Saturday, March 5, 2016

Ciro Guerra's new film "Embrace of the Serpent" at SIFF Cinema: Mar 11 - 24

While not a historic biopicture, Ciro Guerra's "Embrace of the Serpent" stands as a capaciously researched work of Colonial fiction richly drawing from the accounts of ethnologist and explorer Theodor Koch-Grünberg and the American botanist Richard Evans Schultes. The latter widely considered the father of modern ethnobotany for his global studies of indigenous peoples' ritualistic and medicinal uses of entheogenic plants and fungi. As described in Nicholas Casey's piece for the New York Times, Guerra arrived in the jungle with an anthropologist who aided the conveyance of his project to a local shaman, who in Guerra’s words, carefully “explained the project to the forest.” This project became, "Embrace of the Serpent: Ciro Guerra's Searching Tale about Invaded Cultures in the Amazon". Almost directly referencing the life's experiences and knowledge contained in the pages of Grünberg's "Two Years Among the Indians: Travels in Northwest Brazil", "The Lost Amazon: The Photographic Journey of Charles Evans Schultes", Schultes' own book co-authored with chemist Albert Hofmann, "The Plants of the Gods: Their Sacred, Healing, and Hallucinogenic Powers", and for it's larger context, "One River", Wade Davis' account of the explorations of Charles Evans Schultes.
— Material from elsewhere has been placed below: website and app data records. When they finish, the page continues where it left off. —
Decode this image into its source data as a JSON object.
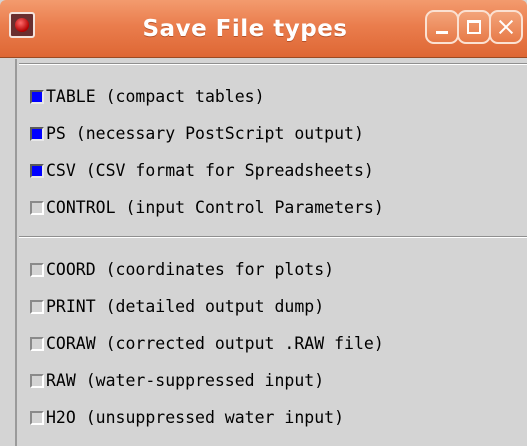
{
  "window": {
    "title": "Save File types",
    "buttons": {
      "minimize_icon": "minimize-icon",
      "maximize_icon": "maximize-icon",
      "close_icon": "close-icon"
    },
    "titlebar_color": "#e8784a",
    "check_color": "#0000ff"
  },
  "group1": [
    {
      "label": "TABLE (compact tables)",
      "checked": true
    },
    {
      "label": "PS (necessary PostScript output)",
      "checked": true
    },
    {
      "label": "CSV (CSV format for Spreadsheets)",
      "checked": true
    },
    {
      "label": "CONTROL (input Control Parameters)",
      "checked": false
    }
  ],
  "group2": [
    {
      "label": "COORD (coordinates for plots)",
      "checked": false
    },
    {
      "label": "PRINT (detailed output dump)",
      "checked": false
    },
    {
      "label": "CORAW (corrected output .RAW file)",
      "checked": false
    },
    {
      "label": "RAW (water-suppressed input)",
      "checked": false
    },
    {
      "label": "H2O (unsuppressed water input)",
      "checked": false
    }
  ]
}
Guerra's tale is viewed largely through the aggrieved eyes of a shaman by the name of Karamakate, a Cohiuano spiritual leader living isolated in the jungle, his tribe on the verge of extinction. “Embrace of the Serpent”'s fantastical mixture of myth and historical reality "Where Majesty Meets Monstrosity" adopts Karamakate's non-Western concepts of time and storytelling into it's very structure. The film taking place at two points in the shaman’s life: circa 1907, when he encounters (fictional analogs for Grünberg and Schultes) explorer Theodor von Martius and some 40 years later, when he repeats parts of the earlier journey with Boston-born botanist Evans. Von Martius, the earlier explorer, is severely ill and seeks out Karamakate for his reputation as a healer. While Evans is in search of both the decimated remnants of the Cohiuano and the yakruna, a flowering plant that is central to their sacred rituals. Portrayed by two separate actors, the youthful and senior Karamakate retraces his steps over the distance of decades.

Along the way, the twin parties witness the ravages of Colonialism, specifically the genocide and enslavement of natives perpetuated by Colombian rubber barons in the late-19th and mid-20th Century. The two timelines alternate throughout the film, coinciding with the two great Rubber Booms of the Amazon. The first, from 1879 to 1912, was one of the worst holocausts in South American history with some 50,000 Amazon natives enslaved to harvest rubber, it's result decimating 90% of the Indian population in a wave of appalling brutality. The second, spanning the years of 1942 to 1945 saw the Brazilian government at the behest of the Rubber Development Corporation financed with capital from United States, recruit some 100,000 citizens, mostly non-natives, to harvest rubber for the efforts of the second World War. In this approximately 30,000 people died, though the chief cause of death was not murder, but malaria, yellow fever, and other tropical diseases. In Karamakate’s eyes, the rubber barons who enslaved and destroyed his tribe are marauding agents of an insane European and American culture devoted to genocidal conquest and rapacious destruction. These themes are depicted in two central scenes of madness and cultural devastation at the hands of intruders from the outside world. On von Martius' quest, they encounter a tyrannical Spanish priest presiding over an isolated Roman Catholic Mission, it's flock of boys orphaned by the conflicts between rubber barons and indigenous tribes. Decades later, Karamakate heals the dying wife of a community cult leader and self-proclaimed Son of God. In a delirium inspired by her recovery, he invites his followers to take from him a Eucharist, literally consuming his body and blood. From here, IndieWire's review from Cannes, describe the "Soulful, Strange and Stunning Discovery" the film diverges on as things take a Jodorowskian turn toward mystical higher ground. Enmity expands into awe as the quest for the yakruna leads to the very threshold of the cosmic. But rather than release through revelation, Guerra gives us a damning condemnation of Colonial encroachment, a "Dreamlike Exploration of Imperialist Pollution" seen sidelong through Western man's journey for knowledge in the spiritual landscape of the Amazon.